LONDON — When Sue Brinklow dashed into The Lord Clyde pub during Saturday night's attack on London Bridge, she was among hundreds of people who found safety and a place to sleep in the Borough neighborhood known for its 1,000-year-old food market and its role as the backdrop for major movies.
"It's a brilliant community," Brinklow said outside the police lines around London Bridge.
Brinklow, 51, and her husband, Steve, were trying to get back to their hotel when she was hustled away by police responding to the van-and-knife attack that killed seven people and injured scores more. Cordons were thrown up amid the chaos, and hundreds of people were left stranded.
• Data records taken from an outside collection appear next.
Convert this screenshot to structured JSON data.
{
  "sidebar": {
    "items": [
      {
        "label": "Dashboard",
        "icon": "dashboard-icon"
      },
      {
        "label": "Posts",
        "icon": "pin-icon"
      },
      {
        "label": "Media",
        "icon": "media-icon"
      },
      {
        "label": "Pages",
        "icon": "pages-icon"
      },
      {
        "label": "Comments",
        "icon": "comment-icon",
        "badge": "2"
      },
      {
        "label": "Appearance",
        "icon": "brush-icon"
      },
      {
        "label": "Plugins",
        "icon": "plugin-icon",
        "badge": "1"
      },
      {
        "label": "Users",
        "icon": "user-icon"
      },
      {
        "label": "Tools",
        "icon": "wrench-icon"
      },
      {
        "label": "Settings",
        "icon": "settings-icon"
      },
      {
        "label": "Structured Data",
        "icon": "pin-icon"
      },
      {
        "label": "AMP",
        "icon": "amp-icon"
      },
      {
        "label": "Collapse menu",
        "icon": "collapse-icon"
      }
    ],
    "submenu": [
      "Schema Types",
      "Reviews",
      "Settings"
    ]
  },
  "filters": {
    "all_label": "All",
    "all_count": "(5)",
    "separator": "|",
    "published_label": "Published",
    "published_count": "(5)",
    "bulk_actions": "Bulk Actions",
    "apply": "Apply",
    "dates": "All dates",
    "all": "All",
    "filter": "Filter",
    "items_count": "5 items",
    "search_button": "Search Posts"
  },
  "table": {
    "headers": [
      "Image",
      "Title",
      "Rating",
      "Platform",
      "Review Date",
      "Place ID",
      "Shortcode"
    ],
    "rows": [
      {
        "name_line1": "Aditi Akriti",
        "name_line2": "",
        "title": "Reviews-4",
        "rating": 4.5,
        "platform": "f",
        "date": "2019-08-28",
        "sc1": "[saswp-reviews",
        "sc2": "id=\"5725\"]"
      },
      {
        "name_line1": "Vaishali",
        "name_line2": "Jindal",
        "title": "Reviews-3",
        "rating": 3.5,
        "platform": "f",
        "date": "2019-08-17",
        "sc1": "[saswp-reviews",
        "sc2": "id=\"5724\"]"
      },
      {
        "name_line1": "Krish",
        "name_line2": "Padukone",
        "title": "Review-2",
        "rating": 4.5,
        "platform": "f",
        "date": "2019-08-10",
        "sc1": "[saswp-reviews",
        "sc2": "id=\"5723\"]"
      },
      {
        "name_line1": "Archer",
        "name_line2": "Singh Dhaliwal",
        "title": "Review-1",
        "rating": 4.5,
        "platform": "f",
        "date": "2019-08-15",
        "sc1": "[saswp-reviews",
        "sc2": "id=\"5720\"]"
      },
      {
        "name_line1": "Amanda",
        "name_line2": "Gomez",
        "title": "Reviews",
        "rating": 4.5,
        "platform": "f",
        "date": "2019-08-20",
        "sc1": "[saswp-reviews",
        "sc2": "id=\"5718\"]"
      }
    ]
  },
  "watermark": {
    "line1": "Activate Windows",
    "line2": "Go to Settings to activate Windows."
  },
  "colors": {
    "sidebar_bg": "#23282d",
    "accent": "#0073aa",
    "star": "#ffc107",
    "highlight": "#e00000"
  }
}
That's when the door of the Lord Clyde swung open.
"The landlord said to us, 'Just come in and have a drink. It'll be all right," Brinklow said. "We didn't have to pay for our drinks. He said, 'Just make yourselves comfortable' ... And when we found out how severe it was, we just stayed there."
Pubs, restaurants, hotels and private homes across Borough offered shelter in a display of hospitality that many said is typical of the diverse south London neighborhood.
Brinklow spent the night with pub patron Chloe Beeney, who had popped in for a drink after walking her dog. Beeney, who accompanied Brinklow to the police cordon on Sunday so she and her husband could get their bags, said she didn't think twice about opening her home to the beleaguered strangers.
"That's the thing about being in Borough," she said. "There's bits that are very, very residential. It's still a community."
Across Borough, locals offered up their sofas on social media, and hotel managers ushered exhausted tourists into their spare rooms, restaurant spaces and meeting rooms.
Richard Orme, 40, was part of a group of four people that was offered free accommodation at the nearby citizenM hotel. He said the place was full of stranded visitors.
"There were people sleeping in the sofas in the reception and the restaurant," Orme said. "It was really good of them."
Borough — the name was initially meant to distinguish the area from the City of London north of the river Thames — didn't always have a warm-and-welcoming vibe. The southern terminus of London Bridge, the medieval capital's only cross-river connection, it was long the haunt of dangerous rogues, bawdy playwrights and disease-ridden prostitutes, many of whom were interred in the Cross Bones burial ground, a couple of blocks from the site of Saturday's attack.
The area's venerable market — where many bystanders sought refuge from the rampage — is probably its best known feature. It serves up everything from English specialty meats, Egyptian koshari street food and Kosher-style salt beef bagels (spelled "beigels").
It has also provided a setting for films including "Bridget Jones' Diary" and the "Harry Potter" series. Fans may recognize the area as the location of Jones' bachelerotte pad and as the entryway to Potter's wand-and-potion packed Diagon Alley.
People who live here say that the area has changed. The onetime slum is now overshadowed by a giant shard-shaped skyscraper and dotted with high-concept European eateries. But the friendliness survives.
"It's changed radically in 17 years," said Beeney, an American who has spent roughly that long living there. "It's been developed. But it hasn't lost its soul, which is nice."
Brinklow said that the attack has not put her off coming back to Borough. Especially since she now has a friend in the neighborhood.
"A wonderful lady," Brinklow said of Beeney.
A wonderful neighborhood too, she said. The attack "would never stop me from coming here again."